Leslie Anthony has contributed to many of the leading ski, adventure and travel magazines in North America, as well as writing books about his experiences. But before his career as a writer, Anthony could be found trawling swamps, sifting through woodpiles, turning over rocks and peeling back layers of rot in search of snakes, salamanders, frogs and other wiggling things in search of unique, rare and sometimes dangerous specimens.
This Thursday (Dec. 12) at 7 p.m., Anthony — a doctor of zoology — will be giving a special slideshow presentation on his discovery of the shy, slug-eating sharp-tailed snake at the Whistler Public Library, hosted by the Whistler Naturalists Society as part of their annual general meeting.

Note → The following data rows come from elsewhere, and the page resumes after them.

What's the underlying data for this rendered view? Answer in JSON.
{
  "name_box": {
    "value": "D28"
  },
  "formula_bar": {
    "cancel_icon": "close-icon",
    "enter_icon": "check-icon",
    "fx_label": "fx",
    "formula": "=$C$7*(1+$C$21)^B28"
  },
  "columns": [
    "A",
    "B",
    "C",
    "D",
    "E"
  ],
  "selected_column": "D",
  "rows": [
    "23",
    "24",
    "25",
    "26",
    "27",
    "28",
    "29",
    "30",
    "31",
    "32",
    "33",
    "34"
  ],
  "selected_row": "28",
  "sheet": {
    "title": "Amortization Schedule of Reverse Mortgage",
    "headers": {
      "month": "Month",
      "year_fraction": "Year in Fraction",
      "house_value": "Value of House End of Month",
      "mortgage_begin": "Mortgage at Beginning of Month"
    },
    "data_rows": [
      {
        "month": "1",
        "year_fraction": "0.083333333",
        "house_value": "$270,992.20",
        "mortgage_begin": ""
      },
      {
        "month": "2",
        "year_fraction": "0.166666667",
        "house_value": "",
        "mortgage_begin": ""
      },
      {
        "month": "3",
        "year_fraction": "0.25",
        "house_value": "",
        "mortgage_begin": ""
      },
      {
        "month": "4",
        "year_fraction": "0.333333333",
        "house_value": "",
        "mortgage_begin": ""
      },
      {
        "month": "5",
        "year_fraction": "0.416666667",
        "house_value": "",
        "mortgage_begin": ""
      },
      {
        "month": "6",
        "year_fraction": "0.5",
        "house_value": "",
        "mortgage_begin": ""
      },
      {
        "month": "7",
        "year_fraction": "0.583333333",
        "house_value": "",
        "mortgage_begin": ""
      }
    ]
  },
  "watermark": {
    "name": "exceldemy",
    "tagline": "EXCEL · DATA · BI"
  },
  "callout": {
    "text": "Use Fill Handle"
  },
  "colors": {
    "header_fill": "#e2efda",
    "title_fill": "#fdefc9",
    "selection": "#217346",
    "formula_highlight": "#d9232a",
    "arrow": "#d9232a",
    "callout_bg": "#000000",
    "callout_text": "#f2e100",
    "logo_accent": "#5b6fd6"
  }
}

Anthony wrote about his diverse experiences hunting reptiles and amphibians as a herpetologist in his book Snakebit: Confessions of a Herpetologist published in 2008, but it seems he could probably add a few chapters. In 2011, Anthony was peeling back the bark of rotting trees in the Pemberton area in search of specimens (herpetology is still his hobby and passion) when he discovered the sharp-tailed snake — a species listed as endangered with only one prior discovery on mainland British Columbia in 1964.
Its discovery has significant ramifications for development plans in the Pemberton Valley, given the rarity of the find and the snake's special status as a species at risk.
The presentation is called "Snakes and Ladders: Biodiversity and Development in the Pemberton Valley," and will include a look back at the last three years since the discovery, and the larger reptile and amphibian inventory that Anthony has undertaken.
Following the presentation, the Whistler Naturalists will host their annual general meeting, looking back on the year's highlights — including the 24-hour BioBlitz event, the Fungus Among Us mushroom festival, monthly birds walks, the Christmas bird count, the breeding bird survey, glacier monitoring, articles on local nature, and more. As well, the society will be hosting an election to the board, recruiting new members.
The Whistler Naturalists Society was created to increase local knowledge of, and appreciation for, the natural world in the Whistler area. For more, visit www.whistlernaturalists.ca.